→ **WHAT YOU ARE ASKED TO DO**:
Print all the data that follows exactly, images excluded.

→ **MATERIALS PROVIDED**:
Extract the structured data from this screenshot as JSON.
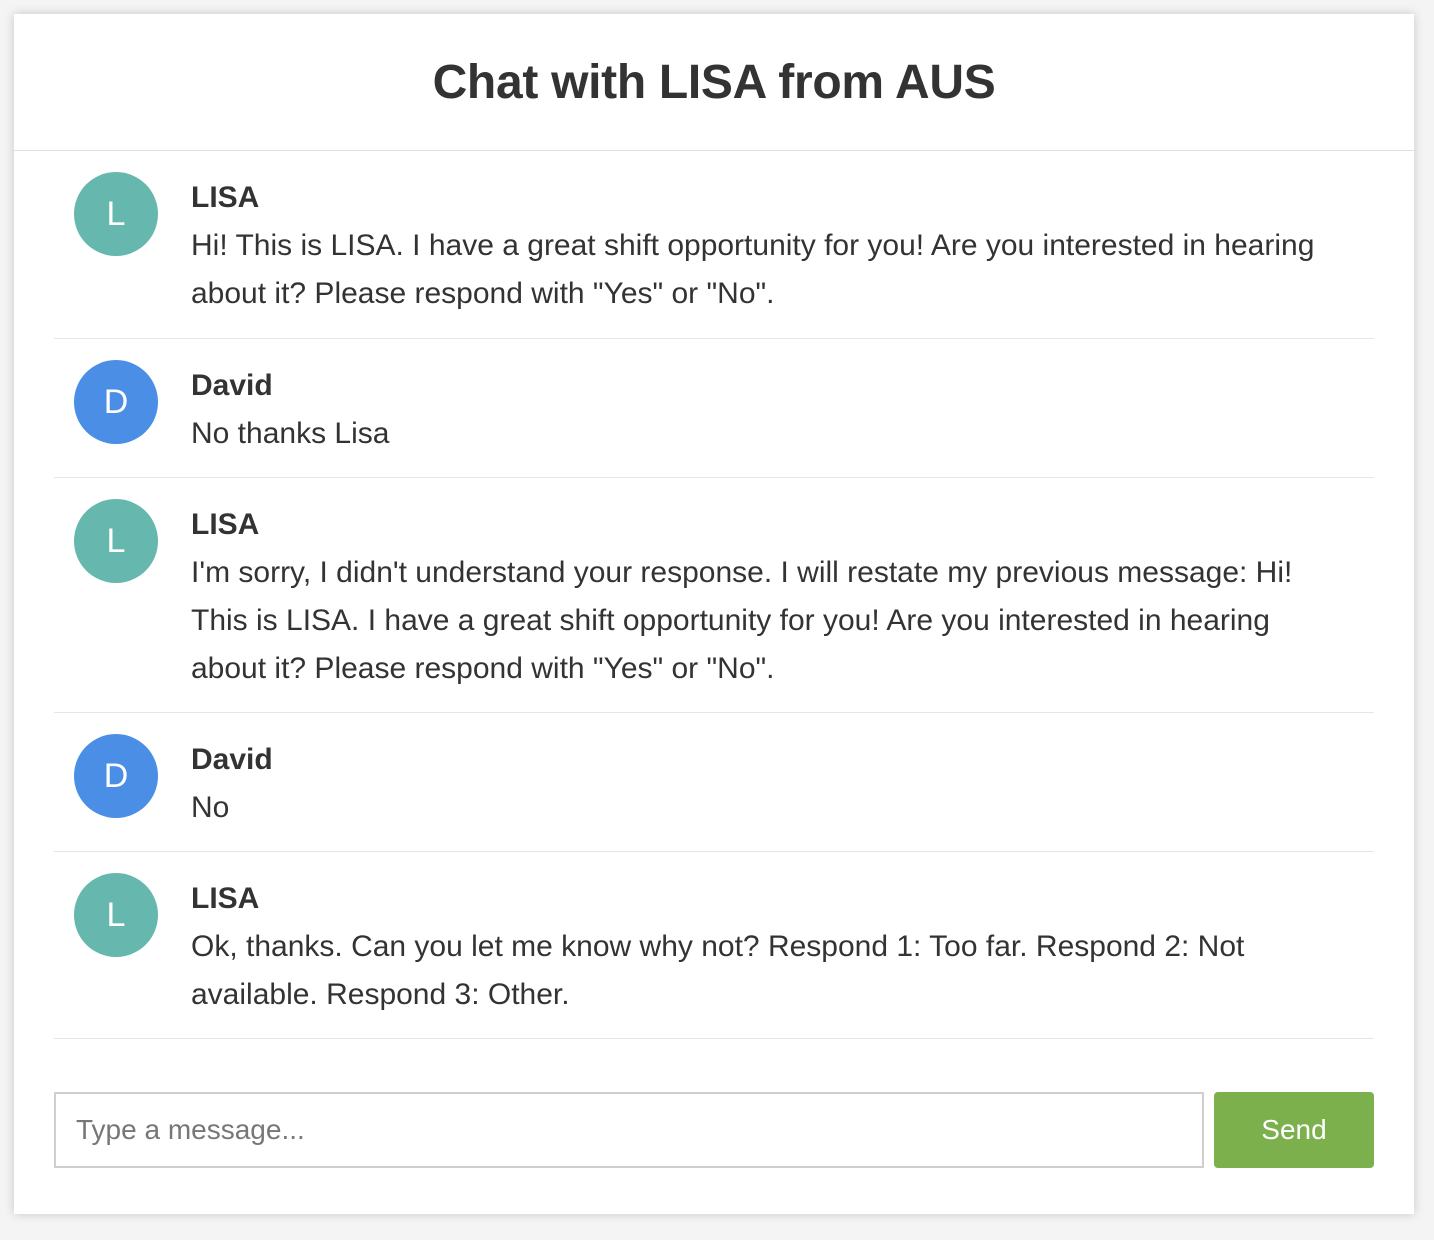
{
  "header": {
    "title": "Chat with LISA from AUS"
  },
  "colors": {
    "lisa_avatar": "#66b7ae",
    "david_avatar": "#4a8ee6",
    "send_button": "#7bb04c"
  },
  "messages": [
    {
      "initial": "L",
      "sender": "LISA",
      "text": "Hi! This is LISA. I have a great shift opportunity for you! Are you interested in hearing about it? Please respond with \"Yes\" or \"No\"."
    },
    {
      "initial": "D",
      "sender": "David",
      "text": "No thanks Lisa"
    },
    {
      "initial": "L",
      "sender": "LISA",
      "text": "I'm sorry, I didn't understand your response. I will restate my previous message: Hi! This is LISA. I have a great shift opportunity for you! Are you interested in hearing about it? Please respond with \"Yes\" or \"No\"."
    },
    {
      "initial": "D",
      "sender": "David",
      "text": "No"
    },
    {
      "initial": "L",
      "sender": "LISA",
      "text": "Ok, thanks. Can you let me know why not? Respond 1: Too far. Respond 2: Not available. Respond 3: Other."
    }
  ],
  "composer": {
    "placeholder": "Type a message...",
    "value": "",
    "send_label": "Send"
  }
}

→ **RESULT BELOW**:
Extract the structured data from this screenshot as JSON.
{
  "header": {
    "title": "Chat with LISA from AUS"
  },
  "colors": {
    "lisa_avatar": "#66b7ae",
    "david_avatar": "#4a8ee6",
    "send_button": "#7bb04c"
  },
  "messages": [
    {
      "initial": "L",
      "sender": "LISA",
      "text": "Hi! This is LISA. I have a great shift opportunity for you! Are you interested in hearing about it? Please respond with \"Yes\" or \"No\"."
    },
    {
      "initial": "D",
      "sender": "David",
      "text": "No thanks Lisa"
    },
    {
      "initial": "L",
      "sender": "LISA",
      "text": "I'm sorry, I didn't understand your response. I will restate my previous message: Hi! This is LISA. I have a great shift opportunity for you! Are you interested in hearing about it? Please respond with \"Yes\" or \"No\"."
    },
    {
      "initial": "D",
      "sender": "David",
      "text": "No"
    },
    {
      "initial": "L",
      "sender": "LISA",
      "text": "Ok, thanks. Can you let me know why not? Respond 1: Too far. Respond 2: Not available. Respond 3: Other."
    }
  ],
  "composer": {
    "placeholder": "Type a message...",
    "value": "",
    "send_label": "Send"
  }
}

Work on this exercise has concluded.